A new CCTV system will keep a watching eye on the streets of Falkirk from a new location from early next year.
The current shared arrangements between neighbouring authorities ended after Stirling Council announced it was pulling out of the deal .
It sees the city, along with towns in Falkirk and Clackmannanshire monitored from a centre at Kilncraigs in Alloa.
It is believed the decision by Stirling councillors was designed to save money.
Officials were then forced to look at how the Falkirk area could be adequately covered.
There are 88 cameras covering the district monitored by Enigma CCTV Ltd from the Alloa base. It monitors town centres, but doesn’t include cameras on schools, offices and other public buildings.
Fiona Campbell, Falkirk Council’s head of policy, told members of the authority’s executive that a new base had been identified in Falkirk Police Station.
She said: “The partnership had been operating for over 10 years and there has been significant grant application which allowed us to have state-of-the-art monitoring facilities.
“Locally, it also supports the Shop Safe system which provides a live radio link between a number of shops in Falkirk town centre.
“There is a suggestion that when the system moves it could be used for other things, including operating a local CCTV service.”
The cost to Falkirk Council for the system this year is just over £200,000 and a report showed that this is likely to be the cost of running the new local service.
Councillors heard cash is available to cover the one-off £50,000 relocation costs.
Councillor Jim Blackwood said; “It is disappointing to see Stirling and Clackmannshire withdrawing from this important service.
“Figures show that last year 2448 incidents were recorded in this area. CCTV allows a quick response to these incidents and assists in making our town centres a safer environment.”
Councillor Craig Martin, council leader, said: “It’s disappointing to see what was a good shared service across Forth Valley being impacted on by cuts.”

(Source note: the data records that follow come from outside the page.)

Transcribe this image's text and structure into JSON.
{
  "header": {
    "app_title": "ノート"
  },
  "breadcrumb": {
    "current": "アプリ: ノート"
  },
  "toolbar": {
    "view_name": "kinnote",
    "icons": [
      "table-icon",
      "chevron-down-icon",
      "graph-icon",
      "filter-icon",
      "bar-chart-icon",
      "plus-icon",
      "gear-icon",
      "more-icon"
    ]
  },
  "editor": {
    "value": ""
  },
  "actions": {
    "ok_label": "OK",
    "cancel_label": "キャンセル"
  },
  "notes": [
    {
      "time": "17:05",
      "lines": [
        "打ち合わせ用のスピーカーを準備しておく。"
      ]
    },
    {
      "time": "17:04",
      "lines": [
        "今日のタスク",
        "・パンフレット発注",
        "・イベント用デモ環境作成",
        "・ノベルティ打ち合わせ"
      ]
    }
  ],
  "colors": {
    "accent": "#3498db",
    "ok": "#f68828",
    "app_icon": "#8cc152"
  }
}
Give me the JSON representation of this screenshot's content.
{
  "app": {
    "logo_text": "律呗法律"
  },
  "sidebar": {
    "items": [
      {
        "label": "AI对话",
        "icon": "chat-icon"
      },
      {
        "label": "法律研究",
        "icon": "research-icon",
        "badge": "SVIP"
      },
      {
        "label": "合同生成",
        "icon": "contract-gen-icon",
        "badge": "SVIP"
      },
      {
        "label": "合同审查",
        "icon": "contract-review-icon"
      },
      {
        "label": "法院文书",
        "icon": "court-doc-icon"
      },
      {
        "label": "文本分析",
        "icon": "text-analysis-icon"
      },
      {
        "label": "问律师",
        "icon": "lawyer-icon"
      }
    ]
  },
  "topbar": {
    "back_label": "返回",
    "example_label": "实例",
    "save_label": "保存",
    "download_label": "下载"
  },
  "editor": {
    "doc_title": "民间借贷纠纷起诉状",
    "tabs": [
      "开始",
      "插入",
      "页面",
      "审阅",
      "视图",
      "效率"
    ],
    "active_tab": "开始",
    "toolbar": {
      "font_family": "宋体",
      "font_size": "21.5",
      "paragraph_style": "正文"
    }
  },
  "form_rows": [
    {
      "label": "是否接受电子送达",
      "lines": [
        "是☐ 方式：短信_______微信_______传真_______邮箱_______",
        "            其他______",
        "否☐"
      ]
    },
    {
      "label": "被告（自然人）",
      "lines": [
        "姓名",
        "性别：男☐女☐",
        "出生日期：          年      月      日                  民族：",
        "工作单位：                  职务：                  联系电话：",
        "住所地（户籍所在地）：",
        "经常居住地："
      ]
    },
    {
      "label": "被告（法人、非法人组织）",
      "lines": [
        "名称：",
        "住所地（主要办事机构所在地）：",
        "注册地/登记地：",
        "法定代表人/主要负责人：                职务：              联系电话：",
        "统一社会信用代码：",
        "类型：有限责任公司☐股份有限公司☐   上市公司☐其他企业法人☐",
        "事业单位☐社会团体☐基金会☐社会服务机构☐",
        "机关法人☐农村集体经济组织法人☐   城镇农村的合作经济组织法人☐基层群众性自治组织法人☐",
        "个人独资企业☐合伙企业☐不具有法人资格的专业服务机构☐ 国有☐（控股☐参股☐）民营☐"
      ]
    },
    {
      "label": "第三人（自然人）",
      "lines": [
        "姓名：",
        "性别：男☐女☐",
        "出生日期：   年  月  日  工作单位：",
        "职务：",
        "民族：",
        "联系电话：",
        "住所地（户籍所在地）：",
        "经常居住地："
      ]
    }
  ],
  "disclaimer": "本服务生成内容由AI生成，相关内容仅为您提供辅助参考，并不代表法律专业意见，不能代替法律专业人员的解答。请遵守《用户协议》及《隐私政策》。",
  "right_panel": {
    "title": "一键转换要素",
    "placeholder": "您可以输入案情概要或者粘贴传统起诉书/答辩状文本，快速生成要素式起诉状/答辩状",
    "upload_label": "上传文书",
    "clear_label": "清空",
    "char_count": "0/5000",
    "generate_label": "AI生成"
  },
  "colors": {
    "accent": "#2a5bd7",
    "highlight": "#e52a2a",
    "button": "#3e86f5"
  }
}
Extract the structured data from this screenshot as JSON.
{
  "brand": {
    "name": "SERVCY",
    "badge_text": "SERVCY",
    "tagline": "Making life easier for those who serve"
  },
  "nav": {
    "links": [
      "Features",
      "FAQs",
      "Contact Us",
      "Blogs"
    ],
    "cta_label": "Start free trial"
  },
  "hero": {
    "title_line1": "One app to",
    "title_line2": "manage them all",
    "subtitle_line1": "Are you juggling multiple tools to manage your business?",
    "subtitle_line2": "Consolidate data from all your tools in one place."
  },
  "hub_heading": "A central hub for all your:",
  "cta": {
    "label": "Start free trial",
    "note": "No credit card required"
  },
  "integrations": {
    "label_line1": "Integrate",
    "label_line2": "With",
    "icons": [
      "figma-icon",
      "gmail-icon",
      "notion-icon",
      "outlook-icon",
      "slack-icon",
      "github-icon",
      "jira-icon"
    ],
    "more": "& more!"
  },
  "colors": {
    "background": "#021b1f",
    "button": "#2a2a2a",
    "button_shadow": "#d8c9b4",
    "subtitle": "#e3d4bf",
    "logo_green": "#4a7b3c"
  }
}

The largest group of incidents recorded last year, 41 per cent, involved alcohol, drugs, assault and vandalism, with 22 per cent involving public disorder.